Entering into the room for the fourth boss encounter, it became obvious the guess was correct.  Instead of seeing 16 bosses to be killed, only 8 bosses awaited on 8 platforms.  With a laugh, the ops leader encouraged those who had not seen the fight to take up their spots by the appropriate bosses, while the others stood on the far platform and watched the fun.  It didn't take long, and we were on our way again.

We completed the instance in only about an hour, so we decided to continue on to Karagga's Palace.  Quinndarius and I had not expected to be heading there the same evening, so we had not watched the boss fights, but with a good deal of WoW raiding under our belts, we figured we could manage.

The big question on everyone's minds was this:  would this one really be set at 16-man difficulty?

After wiping on the first boss, we realized it was.

See all those names on Mumble?  Sixteen of 'em . . .
Long story short, we completed the operation.  Yes, there were wipes, but the triumphs were far more satisfying than the face-rolling we'd been doing in the Eternity Vault.  I'm looking forward to the next operation.

Thursday, March 8, 2012


A lot has been said about Jedi Consular hats already.  It never really bothered me, because if I didn't like the hat, I could always hide it if I wanted.

It never bothered me, that is, until I picked up a hat from a quest which wasn't an upgrade for me, but was good for Nadia.

Poor girl!  Such a pretty face, hidden behind a faceless mask looking like a sacred Egyptian cow or something.  It reminded me eerily of a classic "Star Trek" episode--the one with a teenager with special powers named Charlie--wherein was a scene when Charlie, in a fit of rage, made a female crew member's face disappear.  (Not sure how she kept breathing.)

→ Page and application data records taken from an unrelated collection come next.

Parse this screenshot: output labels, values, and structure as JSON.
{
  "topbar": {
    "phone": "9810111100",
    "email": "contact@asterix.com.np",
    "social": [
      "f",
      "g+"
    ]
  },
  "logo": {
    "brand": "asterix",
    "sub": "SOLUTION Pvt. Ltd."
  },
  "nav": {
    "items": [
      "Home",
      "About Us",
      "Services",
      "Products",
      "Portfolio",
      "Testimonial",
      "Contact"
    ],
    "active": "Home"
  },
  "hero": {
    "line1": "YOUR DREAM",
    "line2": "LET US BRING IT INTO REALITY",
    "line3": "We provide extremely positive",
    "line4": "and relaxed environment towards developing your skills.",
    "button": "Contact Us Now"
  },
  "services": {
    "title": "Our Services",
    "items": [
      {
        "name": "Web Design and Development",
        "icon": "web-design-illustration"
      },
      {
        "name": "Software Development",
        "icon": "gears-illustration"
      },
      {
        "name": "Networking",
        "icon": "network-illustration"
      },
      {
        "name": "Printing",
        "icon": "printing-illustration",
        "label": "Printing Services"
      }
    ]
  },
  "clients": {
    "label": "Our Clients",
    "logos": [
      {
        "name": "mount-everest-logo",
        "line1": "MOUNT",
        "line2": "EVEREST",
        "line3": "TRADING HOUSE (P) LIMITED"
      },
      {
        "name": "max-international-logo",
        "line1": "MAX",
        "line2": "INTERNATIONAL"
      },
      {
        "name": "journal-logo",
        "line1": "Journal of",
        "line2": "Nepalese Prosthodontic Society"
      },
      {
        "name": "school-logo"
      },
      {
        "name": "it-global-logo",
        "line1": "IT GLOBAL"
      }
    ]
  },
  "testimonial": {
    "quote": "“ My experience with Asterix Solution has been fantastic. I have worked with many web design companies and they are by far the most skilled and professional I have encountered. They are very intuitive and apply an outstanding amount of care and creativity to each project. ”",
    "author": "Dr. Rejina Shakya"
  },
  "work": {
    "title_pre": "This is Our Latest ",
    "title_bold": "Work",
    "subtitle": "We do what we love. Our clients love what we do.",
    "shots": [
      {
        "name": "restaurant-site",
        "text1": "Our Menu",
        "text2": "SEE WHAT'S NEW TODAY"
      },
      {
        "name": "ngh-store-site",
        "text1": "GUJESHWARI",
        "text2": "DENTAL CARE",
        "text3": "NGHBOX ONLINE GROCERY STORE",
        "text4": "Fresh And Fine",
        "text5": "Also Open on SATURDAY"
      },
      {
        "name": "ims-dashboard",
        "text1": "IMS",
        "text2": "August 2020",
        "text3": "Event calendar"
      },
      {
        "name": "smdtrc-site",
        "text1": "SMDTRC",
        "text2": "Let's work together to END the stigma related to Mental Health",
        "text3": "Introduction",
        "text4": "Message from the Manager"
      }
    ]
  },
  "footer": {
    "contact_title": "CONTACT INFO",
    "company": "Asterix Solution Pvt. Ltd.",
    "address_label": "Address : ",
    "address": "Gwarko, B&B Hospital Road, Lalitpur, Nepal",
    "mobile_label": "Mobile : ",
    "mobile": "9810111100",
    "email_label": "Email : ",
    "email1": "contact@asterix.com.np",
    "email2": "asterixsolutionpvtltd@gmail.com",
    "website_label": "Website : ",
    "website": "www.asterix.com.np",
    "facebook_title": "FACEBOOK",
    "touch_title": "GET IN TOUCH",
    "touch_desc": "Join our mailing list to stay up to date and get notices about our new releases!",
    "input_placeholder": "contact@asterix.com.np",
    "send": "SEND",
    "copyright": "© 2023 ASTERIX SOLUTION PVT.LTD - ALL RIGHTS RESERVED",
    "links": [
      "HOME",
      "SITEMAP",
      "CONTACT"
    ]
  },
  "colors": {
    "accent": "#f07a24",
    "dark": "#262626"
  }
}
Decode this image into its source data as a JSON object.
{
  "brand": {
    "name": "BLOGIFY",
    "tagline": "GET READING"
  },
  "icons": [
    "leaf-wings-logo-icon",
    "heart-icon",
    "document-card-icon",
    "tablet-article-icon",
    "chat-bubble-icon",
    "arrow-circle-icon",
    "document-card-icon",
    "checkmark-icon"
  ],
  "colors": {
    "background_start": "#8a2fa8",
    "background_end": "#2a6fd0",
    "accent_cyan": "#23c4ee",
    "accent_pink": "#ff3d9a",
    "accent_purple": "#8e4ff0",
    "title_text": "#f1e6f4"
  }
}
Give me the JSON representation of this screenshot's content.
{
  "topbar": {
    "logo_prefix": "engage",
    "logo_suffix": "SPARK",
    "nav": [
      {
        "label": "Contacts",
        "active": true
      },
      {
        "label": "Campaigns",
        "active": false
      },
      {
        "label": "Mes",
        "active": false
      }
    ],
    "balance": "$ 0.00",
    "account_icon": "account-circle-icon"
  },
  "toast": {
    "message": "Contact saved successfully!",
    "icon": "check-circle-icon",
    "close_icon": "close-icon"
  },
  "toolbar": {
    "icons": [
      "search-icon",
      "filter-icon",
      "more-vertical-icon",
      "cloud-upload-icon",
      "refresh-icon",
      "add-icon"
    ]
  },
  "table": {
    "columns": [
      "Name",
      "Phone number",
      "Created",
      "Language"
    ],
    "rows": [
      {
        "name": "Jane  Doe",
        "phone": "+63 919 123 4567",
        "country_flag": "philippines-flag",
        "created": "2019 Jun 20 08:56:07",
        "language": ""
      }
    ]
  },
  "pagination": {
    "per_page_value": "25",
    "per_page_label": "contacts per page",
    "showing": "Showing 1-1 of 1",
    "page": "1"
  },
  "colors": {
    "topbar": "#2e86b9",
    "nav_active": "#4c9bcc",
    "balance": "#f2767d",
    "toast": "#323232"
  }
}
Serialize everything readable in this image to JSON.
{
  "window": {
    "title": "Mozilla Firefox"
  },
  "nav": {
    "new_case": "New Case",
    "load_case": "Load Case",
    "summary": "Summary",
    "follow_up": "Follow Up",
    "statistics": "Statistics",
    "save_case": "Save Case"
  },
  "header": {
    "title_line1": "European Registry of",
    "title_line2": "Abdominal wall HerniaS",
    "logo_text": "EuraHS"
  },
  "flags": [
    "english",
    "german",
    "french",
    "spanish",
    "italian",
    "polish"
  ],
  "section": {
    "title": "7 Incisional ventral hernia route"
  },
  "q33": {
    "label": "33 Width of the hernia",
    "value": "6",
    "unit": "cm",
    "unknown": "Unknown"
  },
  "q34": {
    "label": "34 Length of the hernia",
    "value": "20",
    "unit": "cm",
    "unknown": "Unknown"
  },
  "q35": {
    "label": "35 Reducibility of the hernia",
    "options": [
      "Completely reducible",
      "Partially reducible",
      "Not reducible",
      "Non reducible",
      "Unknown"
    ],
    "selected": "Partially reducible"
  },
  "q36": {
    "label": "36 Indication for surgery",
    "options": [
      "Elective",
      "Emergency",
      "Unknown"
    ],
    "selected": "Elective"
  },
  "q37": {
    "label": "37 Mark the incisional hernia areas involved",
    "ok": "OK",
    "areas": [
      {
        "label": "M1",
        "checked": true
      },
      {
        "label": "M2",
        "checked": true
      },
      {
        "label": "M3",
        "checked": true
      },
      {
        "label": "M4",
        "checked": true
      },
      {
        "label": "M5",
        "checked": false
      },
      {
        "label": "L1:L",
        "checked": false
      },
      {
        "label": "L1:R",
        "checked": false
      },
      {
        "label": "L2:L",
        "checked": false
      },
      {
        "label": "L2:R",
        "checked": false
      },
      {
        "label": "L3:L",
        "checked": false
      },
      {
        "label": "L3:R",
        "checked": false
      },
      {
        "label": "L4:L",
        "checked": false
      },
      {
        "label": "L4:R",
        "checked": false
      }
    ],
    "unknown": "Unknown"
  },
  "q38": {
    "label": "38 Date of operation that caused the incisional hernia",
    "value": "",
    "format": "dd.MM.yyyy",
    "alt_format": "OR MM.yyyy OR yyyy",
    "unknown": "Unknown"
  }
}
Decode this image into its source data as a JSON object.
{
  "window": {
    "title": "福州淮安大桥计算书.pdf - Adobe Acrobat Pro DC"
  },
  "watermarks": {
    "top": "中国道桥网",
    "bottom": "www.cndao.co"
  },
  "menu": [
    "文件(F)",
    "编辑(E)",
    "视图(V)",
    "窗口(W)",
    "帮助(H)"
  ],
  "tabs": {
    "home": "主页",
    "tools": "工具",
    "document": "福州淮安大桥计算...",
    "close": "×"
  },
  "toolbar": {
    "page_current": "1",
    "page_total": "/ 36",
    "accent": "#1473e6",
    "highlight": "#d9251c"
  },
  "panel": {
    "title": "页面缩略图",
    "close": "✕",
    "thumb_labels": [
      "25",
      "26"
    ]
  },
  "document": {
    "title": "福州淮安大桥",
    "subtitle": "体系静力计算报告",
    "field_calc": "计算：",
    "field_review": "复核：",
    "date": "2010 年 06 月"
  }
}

The memory of that episode creeped me out, so I decided no matter the cost, the hat had to be replaced.  I looked in my bank vault and pulled out the hat I wore previous to the circlet I now use.  I hadn't really liked this hat, but it was better than the awful thing poor Nadia had on her face, so I tracked down some mods and fixed it up for her.

Much better!!  Now we can see her pretty eyes.  (It is fortunate that all the Jedi Consular gear seems to be on a similar color scheme.  I was never a "Barbie-crafter" in WoW, but I kind of like having coordinating outfits in SWTOR.)

I know of no option to hide hats on companions, or I would have done so.  If the developers have implemented such a change which I haven't noticed, please let me know . . . Poor Lt. Iresso has his face hidden behind a helmet, and Zenith's hat simply doesn't fit right--looks like a nurse's cap and face mask.  At least I never have to worry about Qyzen.

Friday, March 2, 2012

Who Designed This Thing?

After what seems like a lifetime of my husband and I riding our "free" speeders from pre-ordering the game, we finally decided it was time to upgrade.  No, we didn't upgrade at level 40, mostly because we figured that a 10% increase in speed wasn't worth the money.  But at level 50, it would be a 20% increase . . .

I didn't like the speeder available on the fleet, so we headed out to Voss to take a look at other options.  When it came down to it, I decided to go for the Aratech Scythe, as a reasonably-priced option with which I could live.  (My favorite ones are 99k, but I didn't have that kind of money.)

That said, you know that old saying, "You get what you pay for"?  Well, something tells me the designer of this particular speeder never actually test-drove it . . .

What is wrong with this picture?

I have no idea how it is my skirts don't catch on fire while riding this thing or why there isn't as much as a shield to protect my knees from the heat of the engine exhaust.  The Safety Officer where I work would go into absolute fits if she saw this arrangement.  Maybe the designer is counting on me to use the Force . . .

At least it glows a pretty color.